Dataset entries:
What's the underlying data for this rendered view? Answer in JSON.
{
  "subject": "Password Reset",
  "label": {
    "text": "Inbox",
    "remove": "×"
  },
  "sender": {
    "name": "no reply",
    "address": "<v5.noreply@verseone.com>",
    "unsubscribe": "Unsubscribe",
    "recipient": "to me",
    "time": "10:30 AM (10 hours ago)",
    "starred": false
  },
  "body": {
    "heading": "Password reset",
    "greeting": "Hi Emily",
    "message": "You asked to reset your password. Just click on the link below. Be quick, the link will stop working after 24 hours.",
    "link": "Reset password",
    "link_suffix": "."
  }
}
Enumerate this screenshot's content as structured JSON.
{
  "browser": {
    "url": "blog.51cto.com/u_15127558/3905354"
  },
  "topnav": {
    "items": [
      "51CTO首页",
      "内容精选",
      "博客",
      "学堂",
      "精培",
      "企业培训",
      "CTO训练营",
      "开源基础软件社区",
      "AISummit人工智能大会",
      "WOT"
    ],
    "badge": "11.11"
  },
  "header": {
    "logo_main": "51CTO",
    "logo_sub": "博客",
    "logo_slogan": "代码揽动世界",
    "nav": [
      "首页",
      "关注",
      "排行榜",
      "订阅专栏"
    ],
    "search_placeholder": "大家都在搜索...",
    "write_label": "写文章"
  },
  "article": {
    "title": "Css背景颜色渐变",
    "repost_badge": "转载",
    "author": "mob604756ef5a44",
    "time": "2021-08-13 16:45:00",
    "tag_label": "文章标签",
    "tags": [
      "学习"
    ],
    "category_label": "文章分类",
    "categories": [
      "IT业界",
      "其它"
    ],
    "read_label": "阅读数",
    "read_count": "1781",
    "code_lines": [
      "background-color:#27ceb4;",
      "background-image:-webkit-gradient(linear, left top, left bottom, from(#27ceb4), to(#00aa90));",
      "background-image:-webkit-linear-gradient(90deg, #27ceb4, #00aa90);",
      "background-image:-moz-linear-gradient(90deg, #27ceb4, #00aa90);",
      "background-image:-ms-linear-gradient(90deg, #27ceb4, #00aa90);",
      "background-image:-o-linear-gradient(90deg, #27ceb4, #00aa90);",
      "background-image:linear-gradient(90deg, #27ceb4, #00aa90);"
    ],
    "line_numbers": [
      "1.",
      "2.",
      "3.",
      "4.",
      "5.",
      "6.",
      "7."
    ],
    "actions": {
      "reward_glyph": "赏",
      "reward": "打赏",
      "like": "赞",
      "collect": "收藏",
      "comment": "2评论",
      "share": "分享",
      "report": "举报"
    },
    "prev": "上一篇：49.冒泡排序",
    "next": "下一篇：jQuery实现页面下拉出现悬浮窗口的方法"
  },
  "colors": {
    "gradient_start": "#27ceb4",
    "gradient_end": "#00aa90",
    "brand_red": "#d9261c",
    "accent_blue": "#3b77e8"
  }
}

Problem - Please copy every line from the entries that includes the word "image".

Completed task -
      "background-image:-webkit-gradient(linear, left top, left bottom, from(#27ceb4), to(#00aa90));",
      "background-image:-webkit-linear-gradient(90deg, #27ceb4, #00aa90);",
      "background-image:-moz-linear-gradient(90deg, #27ceb4, #00aa90);",
      "background-image:-ms-linear-gradient(90deg, #27ceb4, #00aa90);",
      "background-image:-o-linear-gradient(90deg, #27ceb4, #00aa90);",
      "background-image:linear-gradient(90deg, #27ceb4, #00aa90);"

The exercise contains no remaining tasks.